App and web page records
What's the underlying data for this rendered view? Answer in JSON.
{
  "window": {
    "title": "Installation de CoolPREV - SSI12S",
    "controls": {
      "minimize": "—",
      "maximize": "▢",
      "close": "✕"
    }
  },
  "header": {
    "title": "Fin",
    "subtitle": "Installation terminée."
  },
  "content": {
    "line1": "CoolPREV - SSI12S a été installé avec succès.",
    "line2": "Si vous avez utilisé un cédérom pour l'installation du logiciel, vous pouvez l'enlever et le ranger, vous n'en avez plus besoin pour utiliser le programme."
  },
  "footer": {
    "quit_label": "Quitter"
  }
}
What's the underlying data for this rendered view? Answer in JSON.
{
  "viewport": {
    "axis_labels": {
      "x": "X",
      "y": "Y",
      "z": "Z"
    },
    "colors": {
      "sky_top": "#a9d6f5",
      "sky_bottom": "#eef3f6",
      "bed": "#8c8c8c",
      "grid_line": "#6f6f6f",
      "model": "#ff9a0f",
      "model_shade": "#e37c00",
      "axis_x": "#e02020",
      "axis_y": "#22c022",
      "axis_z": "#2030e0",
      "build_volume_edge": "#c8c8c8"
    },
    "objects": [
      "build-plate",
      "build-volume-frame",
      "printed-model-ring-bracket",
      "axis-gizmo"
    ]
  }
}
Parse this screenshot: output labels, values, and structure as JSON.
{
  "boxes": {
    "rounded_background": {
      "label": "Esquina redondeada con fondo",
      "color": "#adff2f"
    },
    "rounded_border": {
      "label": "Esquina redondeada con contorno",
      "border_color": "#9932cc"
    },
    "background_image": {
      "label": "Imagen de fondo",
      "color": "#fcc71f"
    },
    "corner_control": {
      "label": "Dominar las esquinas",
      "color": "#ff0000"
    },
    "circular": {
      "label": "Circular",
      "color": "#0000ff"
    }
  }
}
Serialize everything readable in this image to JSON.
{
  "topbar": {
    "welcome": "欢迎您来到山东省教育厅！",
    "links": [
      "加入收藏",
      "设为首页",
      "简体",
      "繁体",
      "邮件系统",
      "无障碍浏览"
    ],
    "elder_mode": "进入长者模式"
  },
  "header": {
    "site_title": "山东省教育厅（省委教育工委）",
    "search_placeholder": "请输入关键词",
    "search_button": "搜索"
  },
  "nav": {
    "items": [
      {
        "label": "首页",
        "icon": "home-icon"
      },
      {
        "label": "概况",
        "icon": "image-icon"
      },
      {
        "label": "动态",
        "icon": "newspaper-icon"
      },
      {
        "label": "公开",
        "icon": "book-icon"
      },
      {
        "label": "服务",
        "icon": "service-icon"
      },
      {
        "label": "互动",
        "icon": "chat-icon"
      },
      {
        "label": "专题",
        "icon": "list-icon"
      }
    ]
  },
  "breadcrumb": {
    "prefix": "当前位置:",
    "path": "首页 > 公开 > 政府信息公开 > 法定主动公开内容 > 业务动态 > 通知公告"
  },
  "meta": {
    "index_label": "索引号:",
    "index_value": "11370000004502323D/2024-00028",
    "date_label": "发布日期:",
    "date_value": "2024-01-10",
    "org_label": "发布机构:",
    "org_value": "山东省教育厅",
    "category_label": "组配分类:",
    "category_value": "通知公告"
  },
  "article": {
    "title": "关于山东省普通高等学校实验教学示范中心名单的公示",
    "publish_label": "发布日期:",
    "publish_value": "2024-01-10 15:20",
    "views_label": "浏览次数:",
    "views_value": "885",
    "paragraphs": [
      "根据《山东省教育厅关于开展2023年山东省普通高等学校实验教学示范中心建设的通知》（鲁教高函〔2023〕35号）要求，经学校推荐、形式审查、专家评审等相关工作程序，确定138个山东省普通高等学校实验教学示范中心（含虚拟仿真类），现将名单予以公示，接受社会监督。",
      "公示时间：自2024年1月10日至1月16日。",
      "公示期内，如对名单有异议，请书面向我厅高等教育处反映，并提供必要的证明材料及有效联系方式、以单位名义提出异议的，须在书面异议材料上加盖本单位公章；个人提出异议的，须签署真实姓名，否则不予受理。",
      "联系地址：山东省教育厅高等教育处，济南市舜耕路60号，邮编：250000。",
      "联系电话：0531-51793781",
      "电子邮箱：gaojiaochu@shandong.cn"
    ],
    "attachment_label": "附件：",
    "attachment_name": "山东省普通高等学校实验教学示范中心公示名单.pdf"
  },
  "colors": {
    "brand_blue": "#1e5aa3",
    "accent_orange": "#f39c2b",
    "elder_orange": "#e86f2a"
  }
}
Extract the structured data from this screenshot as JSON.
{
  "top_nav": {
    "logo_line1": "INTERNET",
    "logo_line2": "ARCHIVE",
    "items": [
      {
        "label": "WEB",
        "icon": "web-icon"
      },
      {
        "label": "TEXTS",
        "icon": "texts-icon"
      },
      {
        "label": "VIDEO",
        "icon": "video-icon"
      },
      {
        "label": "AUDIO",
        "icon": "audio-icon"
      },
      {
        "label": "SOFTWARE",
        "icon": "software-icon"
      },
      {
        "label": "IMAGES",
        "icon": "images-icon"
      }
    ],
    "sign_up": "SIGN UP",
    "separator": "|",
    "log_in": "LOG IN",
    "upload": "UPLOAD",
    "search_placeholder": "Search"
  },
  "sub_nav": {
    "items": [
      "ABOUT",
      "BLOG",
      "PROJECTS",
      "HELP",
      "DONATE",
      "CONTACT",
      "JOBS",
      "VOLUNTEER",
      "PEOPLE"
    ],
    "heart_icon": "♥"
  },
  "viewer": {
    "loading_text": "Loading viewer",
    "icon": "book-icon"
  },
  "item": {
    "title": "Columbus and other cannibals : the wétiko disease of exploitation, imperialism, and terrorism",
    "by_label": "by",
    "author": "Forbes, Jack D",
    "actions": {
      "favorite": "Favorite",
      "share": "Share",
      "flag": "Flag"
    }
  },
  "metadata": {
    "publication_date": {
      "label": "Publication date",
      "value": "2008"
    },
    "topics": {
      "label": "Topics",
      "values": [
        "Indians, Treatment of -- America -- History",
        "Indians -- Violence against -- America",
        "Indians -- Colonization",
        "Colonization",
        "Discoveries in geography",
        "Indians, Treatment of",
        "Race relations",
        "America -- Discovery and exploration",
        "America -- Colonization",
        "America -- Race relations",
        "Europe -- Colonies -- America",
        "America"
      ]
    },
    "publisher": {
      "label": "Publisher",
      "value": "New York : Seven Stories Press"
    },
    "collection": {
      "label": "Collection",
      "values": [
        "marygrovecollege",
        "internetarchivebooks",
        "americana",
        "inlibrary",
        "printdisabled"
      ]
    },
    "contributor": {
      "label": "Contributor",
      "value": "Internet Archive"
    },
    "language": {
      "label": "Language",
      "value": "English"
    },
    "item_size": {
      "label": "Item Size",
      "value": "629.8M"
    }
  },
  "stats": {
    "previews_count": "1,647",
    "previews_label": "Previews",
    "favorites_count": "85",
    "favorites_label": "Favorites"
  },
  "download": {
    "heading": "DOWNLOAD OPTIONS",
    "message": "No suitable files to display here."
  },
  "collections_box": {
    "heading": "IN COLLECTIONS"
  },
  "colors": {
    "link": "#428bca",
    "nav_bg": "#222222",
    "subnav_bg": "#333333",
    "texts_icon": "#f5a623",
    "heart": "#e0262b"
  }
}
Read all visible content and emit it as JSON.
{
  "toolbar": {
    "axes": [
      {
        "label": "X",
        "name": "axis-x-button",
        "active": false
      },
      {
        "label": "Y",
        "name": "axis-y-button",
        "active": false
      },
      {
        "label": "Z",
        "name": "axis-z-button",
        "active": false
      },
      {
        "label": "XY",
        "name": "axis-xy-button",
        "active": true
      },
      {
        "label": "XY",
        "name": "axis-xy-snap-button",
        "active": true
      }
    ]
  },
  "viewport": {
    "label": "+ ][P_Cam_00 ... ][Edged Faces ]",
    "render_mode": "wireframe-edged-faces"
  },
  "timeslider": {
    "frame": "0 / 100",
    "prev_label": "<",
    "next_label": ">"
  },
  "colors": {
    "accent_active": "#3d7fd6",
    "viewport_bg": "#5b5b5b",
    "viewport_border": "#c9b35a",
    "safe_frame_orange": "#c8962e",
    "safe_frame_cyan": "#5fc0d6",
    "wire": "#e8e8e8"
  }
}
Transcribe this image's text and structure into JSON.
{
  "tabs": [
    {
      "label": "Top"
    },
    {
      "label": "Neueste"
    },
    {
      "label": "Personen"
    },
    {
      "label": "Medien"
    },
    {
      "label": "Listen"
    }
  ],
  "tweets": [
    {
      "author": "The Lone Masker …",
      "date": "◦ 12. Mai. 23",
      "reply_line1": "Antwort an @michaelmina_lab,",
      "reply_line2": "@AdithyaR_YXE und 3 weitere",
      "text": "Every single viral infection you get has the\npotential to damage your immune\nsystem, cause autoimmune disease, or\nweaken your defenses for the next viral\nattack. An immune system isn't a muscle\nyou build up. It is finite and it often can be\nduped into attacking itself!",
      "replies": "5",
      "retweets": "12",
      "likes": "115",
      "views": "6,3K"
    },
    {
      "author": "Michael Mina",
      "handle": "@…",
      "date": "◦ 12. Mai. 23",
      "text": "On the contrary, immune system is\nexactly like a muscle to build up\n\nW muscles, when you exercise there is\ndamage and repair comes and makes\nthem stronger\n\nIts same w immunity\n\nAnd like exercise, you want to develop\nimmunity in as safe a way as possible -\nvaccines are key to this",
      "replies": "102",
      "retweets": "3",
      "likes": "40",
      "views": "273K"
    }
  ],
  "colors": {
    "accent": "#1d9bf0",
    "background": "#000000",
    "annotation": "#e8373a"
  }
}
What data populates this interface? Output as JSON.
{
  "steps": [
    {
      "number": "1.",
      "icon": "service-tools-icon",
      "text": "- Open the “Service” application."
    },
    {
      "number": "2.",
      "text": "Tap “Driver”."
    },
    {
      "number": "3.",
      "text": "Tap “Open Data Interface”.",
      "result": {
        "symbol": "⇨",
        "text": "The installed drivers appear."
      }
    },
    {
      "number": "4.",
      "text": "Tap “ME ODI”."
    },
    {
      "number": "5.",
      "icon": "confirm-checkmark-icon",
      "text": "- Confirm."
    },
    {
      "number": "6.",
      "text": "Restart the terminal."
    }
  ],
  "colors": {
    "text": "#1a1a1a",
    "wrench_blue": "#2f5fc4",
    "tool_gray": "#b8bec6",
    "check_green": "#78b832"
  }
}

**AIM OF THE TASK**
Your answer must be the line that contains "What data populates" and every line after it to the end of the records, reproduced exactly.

**TASK RESPONSE**
What data populates this interface? Output as JSON.
{
  "steps": [
    {
      "number": "1.",
      "icon": "service-tools-icon",
      "text": "- Open the “Service” application."
    },
    {
      "number": "2.",
      "text": "Tap “Driver”."
    },
    {
      "number": "3.",
      "text": "Tap “Open Data Interface”.",
      "result": {
        "symbol": "⇨",
        "text": "The installed drivers appear."
      }
    },
    {
      "number": "4.",
      "text": "Tap “ME ODI”."
    },
    {
      "number": "5.",
      "icon": "confirm-checkmark-icon",
      "text": "- Confirm."
    },
    {
      "number": "6.",
      "text": "Restart the terminal."
    }
  ],
  "colors": {
    "text": "#1a1a1a",
    "wrench_blue": "#2f5fc4",
    "tool_gray": "#b8bec6",
    "check_green": "#78b832"
  }
}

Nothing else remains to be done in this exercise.